Labour leader David Cunliffe says the party's newly announced monetary policy will be internationally reviewed.
On Tuesday, the party said that if elected, it will make KiwiSaver compulsory and consider raising contribution levels to keep interest rates down.
Mr Cunliffe told the Sunday Morning programme the policy is reasonably world leading.
He said it has been well tested by a range of people, including former ministers, former Reserve Bank board members, as well as economists.
Mr Cunliffe said Labour is getting the policy peer-reviewed, but he was confident of its robustness.
With compulsory savings, introduced gradually as wages go up, he said people will have more money in the pocket and in the bank.

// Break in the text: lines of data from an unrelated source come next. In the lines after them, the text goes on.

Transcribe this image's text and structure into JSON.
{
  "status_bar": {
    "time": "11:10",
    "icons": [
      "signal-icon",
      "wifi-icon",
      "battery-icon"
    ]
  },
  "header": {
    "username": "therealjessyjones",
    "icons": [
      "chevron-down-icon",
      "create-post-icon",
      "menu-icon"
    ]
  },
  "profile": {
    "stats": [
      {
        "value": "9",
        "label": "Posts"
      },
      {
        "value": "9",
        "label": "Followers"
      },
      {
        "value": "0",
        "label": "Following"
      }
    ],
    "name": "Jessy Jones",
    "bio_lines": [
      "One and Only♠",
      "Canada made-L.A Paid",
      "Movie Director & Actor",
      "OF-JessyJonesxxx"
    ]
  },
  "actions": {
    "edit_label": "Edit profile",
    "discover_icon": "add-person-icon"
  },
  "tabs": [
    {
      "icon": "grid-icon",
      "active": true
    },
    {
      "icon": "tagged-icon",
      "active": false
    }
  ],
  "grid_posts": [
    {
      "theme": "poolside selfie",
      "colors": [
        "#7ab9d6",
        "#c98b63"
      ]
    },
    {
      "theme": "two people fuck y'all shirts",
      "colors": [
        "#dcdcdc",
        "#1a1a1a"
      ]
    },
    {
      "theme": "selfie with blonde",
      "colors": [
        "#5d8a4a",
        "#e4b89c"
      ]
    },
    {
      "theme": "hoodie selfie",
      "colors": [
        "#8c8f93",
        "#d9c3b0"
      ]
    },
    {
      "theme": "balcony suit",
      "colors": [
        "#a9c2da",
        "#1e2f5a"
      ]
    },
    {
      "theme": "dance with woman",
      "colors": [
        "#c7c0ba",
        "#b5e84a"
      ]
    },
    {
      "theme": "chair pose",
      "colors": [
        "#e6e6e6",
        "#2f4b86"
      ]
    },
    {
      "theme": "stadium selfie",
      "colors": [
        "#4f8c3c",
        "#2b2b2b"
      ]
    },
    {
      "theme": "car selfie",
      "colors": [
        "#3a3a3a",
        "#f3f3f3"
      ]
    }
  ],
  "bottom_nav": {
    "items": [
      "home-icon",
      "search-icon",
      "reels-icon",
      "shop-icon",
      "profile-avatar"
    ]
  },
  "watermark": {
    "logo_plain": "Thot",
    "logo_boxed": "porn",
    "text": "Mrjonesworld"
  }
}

Comment by Brash
Former National and ACT leader Don Brash says Labour's new monetary policy has some merit.
Dr Brash, who's also a former Reserve Bank governor, says he agrees with Labour that the Reserve Bank needs a new tool, to go with its ability to raise or lowering of interest rates.
On TVNZ on Sunday, Dr Brash said it was sensible to try and take the pressure off interest rates, although he was not sure the idea would work.
He said he did not favour compulsory retirement savings as young people would be better paying off their mortgage than putting money into managed funds.